== Problem statement ==
For the word "status", find each line in the entries where it occurs and copy that line.

== Dataset ==
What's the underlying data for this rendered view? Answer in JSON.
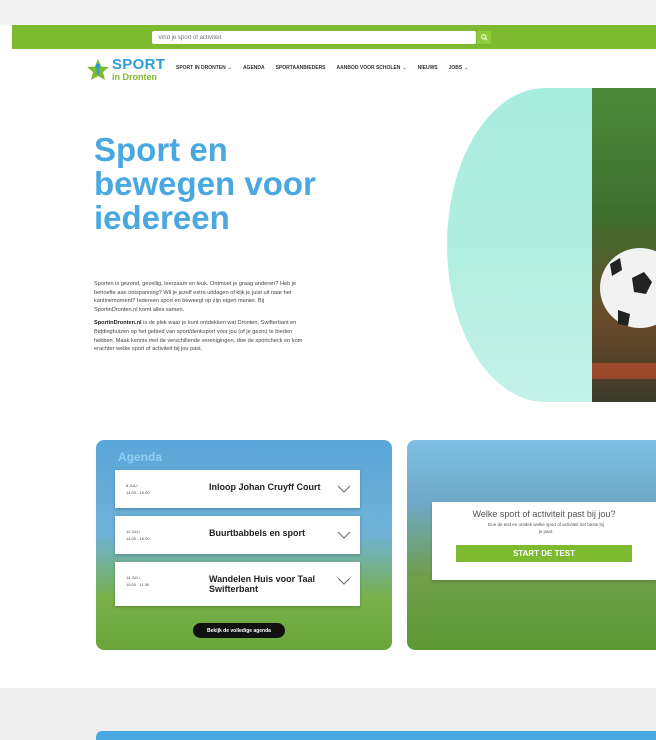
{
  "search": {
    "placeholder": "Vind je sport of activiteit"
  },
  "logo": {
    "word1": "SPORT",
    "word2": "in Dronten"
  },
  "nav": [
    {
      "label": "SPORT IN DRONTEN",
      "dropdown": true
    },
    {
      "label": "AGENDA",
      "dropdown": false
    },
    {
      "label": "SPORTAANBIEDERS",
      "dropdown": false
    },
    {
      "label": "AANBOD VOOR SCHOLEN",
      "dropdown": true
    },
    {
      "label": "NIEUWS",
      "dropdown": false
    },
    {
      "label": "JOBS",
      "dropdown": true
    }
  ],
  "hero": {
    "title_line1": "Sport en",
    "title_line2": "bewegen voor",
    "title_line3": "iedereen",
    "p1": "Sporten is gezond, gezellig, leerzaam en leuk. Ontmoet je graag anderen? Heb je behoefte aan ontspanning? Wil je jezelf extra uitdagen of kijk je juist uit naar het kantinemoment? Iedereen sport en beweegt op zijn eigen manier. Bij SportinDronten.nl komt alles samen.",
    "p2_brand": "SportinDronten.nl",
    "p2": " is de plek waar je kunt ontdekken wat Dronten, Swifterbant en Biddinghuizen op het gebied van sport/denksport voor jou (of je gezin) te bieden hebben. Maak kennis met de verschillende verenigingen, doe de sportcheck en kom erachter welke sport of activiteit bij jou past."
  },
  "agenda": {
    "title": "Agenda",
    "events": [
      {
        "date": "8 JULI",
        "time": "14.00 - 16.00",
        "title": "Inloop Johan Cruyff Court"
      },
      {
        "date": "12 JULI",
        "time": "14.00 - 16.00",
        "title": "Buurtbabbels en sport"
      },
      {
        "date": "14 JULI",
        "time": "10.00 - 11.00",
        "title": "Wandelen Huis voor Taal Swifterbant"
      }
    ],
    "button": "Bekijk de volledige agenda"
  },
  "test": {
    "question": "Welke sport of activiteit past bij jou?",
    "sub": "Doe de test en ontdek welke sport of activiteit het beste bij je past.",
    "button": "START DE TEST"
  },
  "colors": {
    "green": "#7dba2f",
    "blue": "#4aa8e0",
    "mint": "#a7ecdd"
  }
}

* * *

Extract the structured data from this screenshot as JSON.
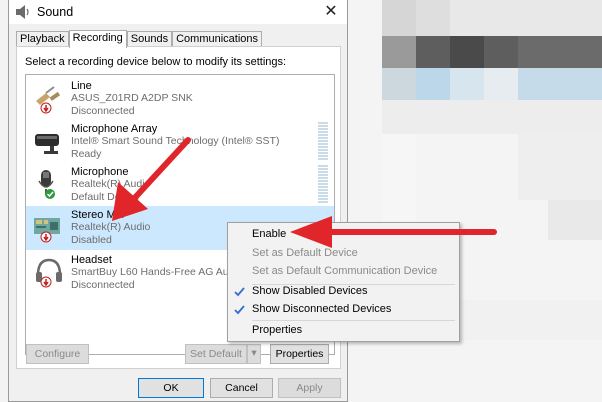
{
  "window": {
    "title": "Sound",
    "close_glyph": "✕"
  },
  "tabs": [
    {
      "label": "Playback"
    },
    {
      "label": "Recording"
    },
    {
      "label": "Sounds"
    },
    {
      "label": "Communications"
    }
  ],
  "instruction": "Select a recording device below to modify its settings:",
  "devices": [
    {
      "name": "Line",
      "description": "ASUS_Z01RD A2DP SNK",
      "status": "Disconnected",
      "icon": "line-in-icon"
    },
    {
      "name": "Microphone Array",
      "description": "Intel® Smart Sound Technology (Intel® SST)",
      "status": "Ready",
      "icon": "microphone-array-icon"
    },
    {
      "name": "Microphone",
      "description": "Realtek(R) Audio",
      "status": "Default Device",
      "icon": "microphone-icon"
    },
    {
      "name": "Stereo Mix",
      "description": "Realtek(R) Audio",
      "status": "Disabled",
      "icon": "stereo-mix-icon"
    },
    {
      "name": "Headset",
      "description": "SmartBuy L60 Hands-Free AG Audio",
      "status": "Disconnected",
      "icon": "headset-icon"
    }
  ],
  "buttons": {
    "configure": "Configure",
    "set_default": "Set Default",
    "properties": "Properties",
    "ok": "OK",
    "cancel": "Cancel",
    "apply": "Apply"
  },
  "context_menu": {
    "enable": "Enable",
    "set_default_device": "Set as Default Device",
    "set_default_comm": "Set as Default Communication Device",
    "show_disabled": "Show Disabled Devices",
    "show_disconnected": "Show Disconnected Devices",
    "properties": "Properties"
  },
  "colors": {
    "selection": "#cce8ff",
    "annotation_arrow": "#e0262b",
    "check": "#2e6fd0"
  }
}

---

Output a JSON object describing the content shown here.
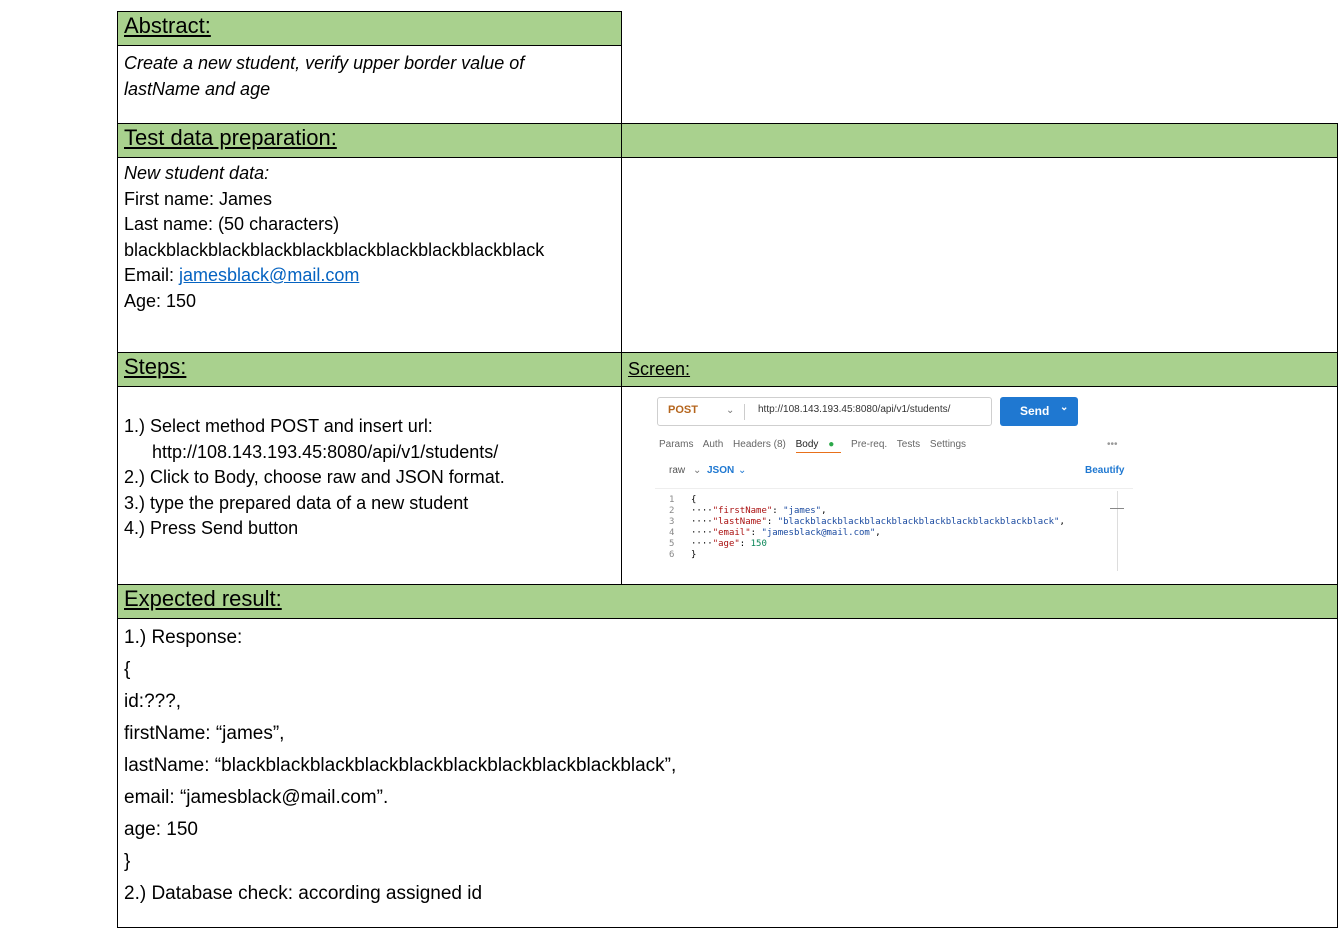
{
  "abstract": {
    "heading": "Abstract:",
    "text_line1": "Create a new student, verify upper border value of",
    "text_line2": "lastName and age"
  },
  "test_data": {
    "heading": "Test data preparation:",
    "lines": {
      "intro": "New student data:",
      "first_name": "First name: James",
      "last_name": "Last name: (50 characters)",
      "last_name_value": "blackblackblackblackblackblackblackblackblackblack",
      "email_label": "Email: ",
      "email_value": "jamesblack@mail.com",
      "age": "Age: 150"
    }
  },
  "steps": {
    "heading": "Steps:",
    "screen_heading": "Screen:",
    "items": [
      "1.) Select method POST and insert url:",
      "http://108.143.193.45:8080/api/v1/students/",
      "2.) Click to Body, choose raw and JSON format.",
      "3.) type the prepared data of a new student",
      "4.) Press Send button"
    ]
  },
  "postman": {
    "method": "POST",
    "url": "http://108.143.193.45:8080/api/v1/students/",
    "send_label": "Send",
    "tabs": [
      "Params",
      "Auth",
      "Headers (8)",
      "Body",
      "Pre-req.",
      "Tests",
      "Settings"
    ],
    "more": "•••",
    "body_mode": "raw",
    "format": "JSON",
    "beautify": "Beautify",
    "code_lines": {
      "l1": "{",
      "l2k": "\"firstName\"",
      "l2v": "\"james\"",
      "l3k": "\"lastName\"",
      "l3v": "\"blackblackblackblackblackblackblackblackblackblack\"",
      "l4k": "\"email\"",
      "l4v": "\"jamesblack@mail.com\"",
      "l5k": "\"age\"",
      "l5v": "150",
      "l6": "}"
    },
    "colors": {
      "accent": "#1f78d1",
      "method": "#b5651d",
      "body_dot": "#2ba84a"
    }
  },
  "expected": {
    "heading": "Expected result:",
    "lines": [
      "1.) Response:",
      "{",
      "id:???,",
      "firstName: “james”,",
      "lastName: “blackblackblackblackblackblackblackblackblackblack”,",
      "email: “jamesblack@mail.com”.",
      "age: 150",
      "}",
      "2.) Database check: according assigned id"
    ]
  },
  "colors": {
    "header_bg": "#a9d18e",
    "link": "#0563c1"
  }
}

== Solution for this exercise ==
      "status": "Disconnected",
      "status": "Ready",
      "status": "Default Device",
      "status": "Disabled",
      "status": "Disconnected",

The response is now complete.